Kiederichs indicated, however, that the moves would not alter the overall policy of apartheid, or separation of the races. The only move anticipated in the coming five-month session is a restructing of the powerless urban Bantu (black) Councils to introduce new executive powers. White administration boards, however, are still expected to have ultimate authority.

One of the 40 bills to be introduced this session is a new criminal procedures bill with 350 clauses, intended to strengthen police and judicial powers.

The new budget is expected to include request for an increase in the defense budget of approximately $460 million, bringing the defense budget to more than $2 billin.

The cornerstone of apartheid - the carving of nine independent countries for South Africa's 18 million blacks out of small African tribal reserves - will not be altered. Among the actions scheduled for the new session is legislation that will allow the Bophuthatswana tribal reserve, about 150 miles west of Johannesburg, to gain independence later this year.
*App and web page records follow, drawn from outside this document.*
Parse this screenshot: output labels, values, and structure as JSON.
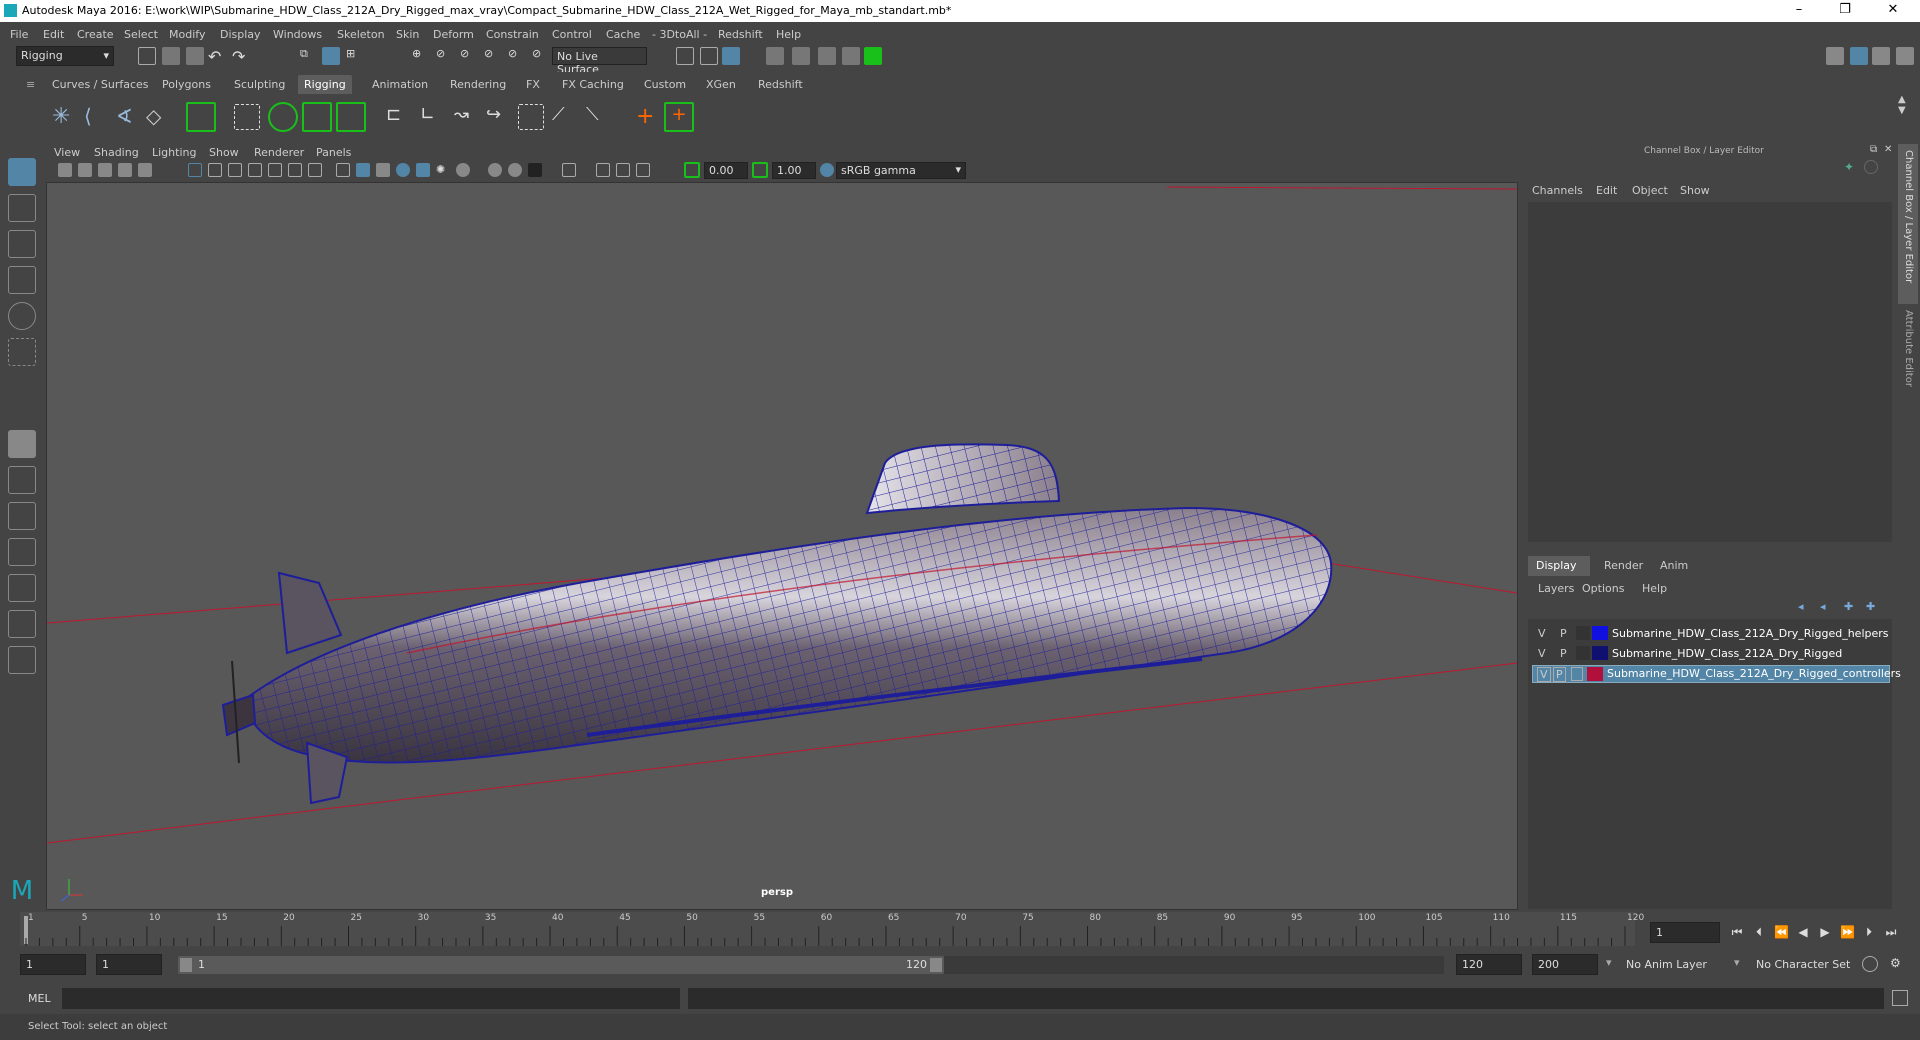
{
  "window": {
    "title": "Autodesk Maya 2016: E:\\work\\WIP\\Submarine_HDW_Class_212A_Dry_Rigged_max_vray\\Compact_Submarine_HDW_Class_212A_Wet_Rigged_for_Maya_mb_standart.mb*",
    "minimize": "–",
    "maximize": "❐",
    "close": "✕"
  },
  "menubar": [
    "File",
    "Edit",
    "Create",
    "Select",
    "Modify",
    "Display",
    "Windows",
    "Skeleton",
    "Skin",
    "Deform",
    "Constrain",
    "Control",
    "Cache",
    "- 3DtoAll -",
    "Redshift",
    "Help"
  ],
  "status_line": {
    "menuset": "Rigging",
    "live_surface": "No Live Surface"
  },
  "shelf_tabs": [
    "Curves / Surfaces",
    "Polygons",
    "Sculpting",
    "Rigging",
    "Animation",
    "Rendering",
    "FX",
    "FX Caching",
    "Custom",
    "XGen",
    "Redshift"
  ],
  "shelf_active": "Rigging",
  "viewport": {
    "menus": [
      "View",
      "Shading",
      "Lighting",
      "Show",
      "Renderer",
      "Panels"
    ],
    "exposure": "0.00",
    "gamma": "1.00",
    "colorspace": "sRGB gamma",
    "camera_label": "persp"
  },
  "channel_box": {
    "title": "Channel Box / Layer Editor",
    "menus": [
      "Channels",
      "Edit",
      "Object",
      "Show"
    ],
    "side_tab_1": "Channel Box / Layer Editor",
    "side_tab_2": "Attribute Editor"
  },
  "layer_editor": {
    "tabs": [
      "Display",
      "Render",
      "Anim"
    ],
    "active_tab": "Display",
    "menus": [
      "Layers",
      "Options",
      "Help"
    ],
    "layers": [
      {
        "v": "V",
        "p": "P",
        "color": "#1010e0",
        "name": "Submarine_HDW_Class_212A_Dry_Rigged_helpers",
        "selected": false
      },
      {
        "v": "V",
        "p": "P",
        "color": "#101070",
        "name": "Submarine_HDW_Class_212A_Dry_Rigged",
        "selected": false
      },
      {
        "v": "V",
        "p": "P",
        "color": "#b0103a",
        "name": "Submarine_HDW_Class_212A_Dry_Rigged_controllers",
        "selected": true
      }
    ]
  },
  "timeline": {
    "ticks": [
      "1",
      "5",
      "10",
      "15",
      "20",
      "25",
      "30",
      "35",
      "40",
      "45",
      "50",
      "55",
      "60",
      "65",
      "70",
      "75",
      "80",
      "85",
      "90",
      "95",
      "100",
      "105",
      "110",
      "115",
      "120"
    ],
    "current_frame": "1"
  },
  "range": {
    "start": "1",
    "playback_start": "1",
    "slider_start": "1",
    "slider_end": "120",
    "playback_end": "120",
    "end": "200",
    "anim_layer": "No Anim Layer",
    "character_set": "No Character Set"
  },
  "command_line": {
    "label": "MEL"
  },
  "help_line": {
    "text": "Select Tool: select an object"
  },
  "colors": {
    "accent": "#5285a6",
    "active_green": "#19c019",
    "wire": "#1e1e9a",
    "grid_red": "#c0162f"
  }
}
The status of South Africa's 2.3 million "coloreds" (people of mixed race) is also not expected to change this year. The government has indicated it will issue a policy paper on the recommendations of the Theron Commission - a three-year study that calls for parliamentary representation for "coloreds" and removal of discrimination laws affecting them - but that it will not introduce any of the legislation recommended.
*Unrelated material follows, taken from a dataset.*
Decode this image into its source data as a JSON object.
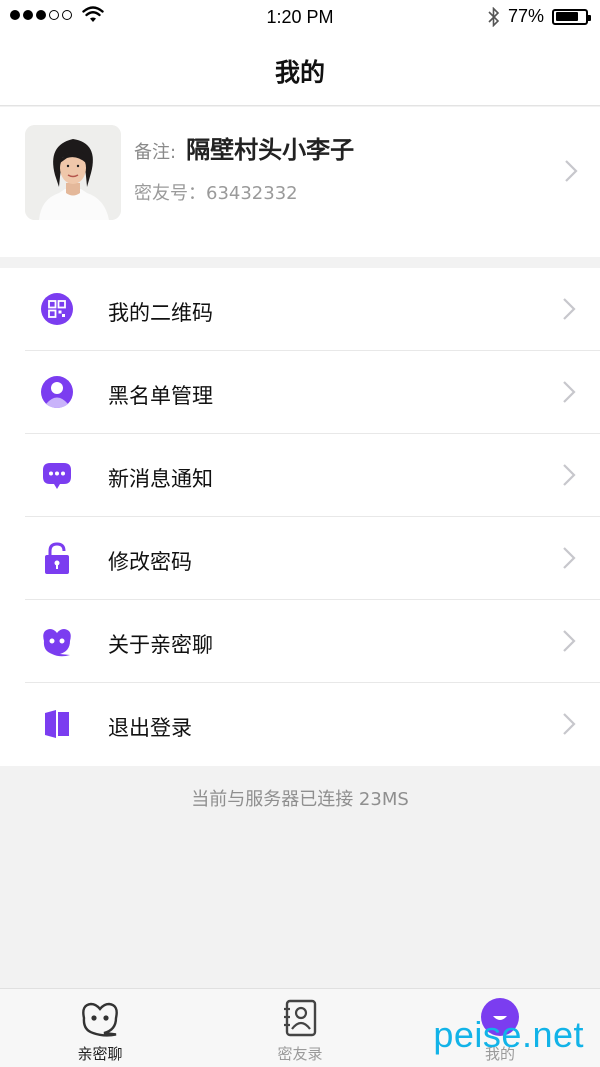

The tough tone of this year's Parliament was revealed when Diederichs blasted the United Nations for "impeding" peace in South Africa with its "virulent and unbridled attacks" that he says "cynically disregard" the facts. "The government has no intention of yielding to pressures of this kind," the president warned.

He said that the government intends to take an increasingly strong stand against the "subversives" responsible for six months of on-and-off racial violence that have claimed the lives of more than 500 blacks and against the "steadily encroaching Marxist political and military danger in southern Africa."

Diederichs also indicated that millitary callups would increase to meet new demands on the regular army and citizen forces, and that civil defense measures would be improved.

The ruling National Party is expected to have little trouble pushing through these measures since the official opposition, the United Party, has been weakened by a major split this week, losing mix members of Parliament.

It is expected that the United Party and the Liberal Progressive-Reform Party will eventually merge to form a stronger opposition, but after six months of discussion the move is still on the drawing boards.

In an attempt to reassure the public after six months of internal turmoil, Diederichs said South Africans should not be "unduly pessimistic" about the future, that the government aimed to build up the country so it would "continue to be an asset to the world."

Government officials moved quickly to condemn the Catholic schools who have admitted non-white students.

"If non-whites are allowed into white private schools their registrations will be withdrawn. It must happen," Sybrand Van Niekerk, administratir of Transvaal Province, said today.

Cape Province administator L. A. Munnik warned two Catholic girls schools, which admitted "colored" students, that they must ask the girls to leave immediately or be closed forthwith.

Father Dominic Scholten, spokesman for the education department of the South African Catholic Bishops Conference, pledged today that the church would continue with integration regardless of the government's actions.

"We are no longer free to tolerate a situation that fosters discrimination," he said, adding, "The present situation in South Africa will not permit a move against the church."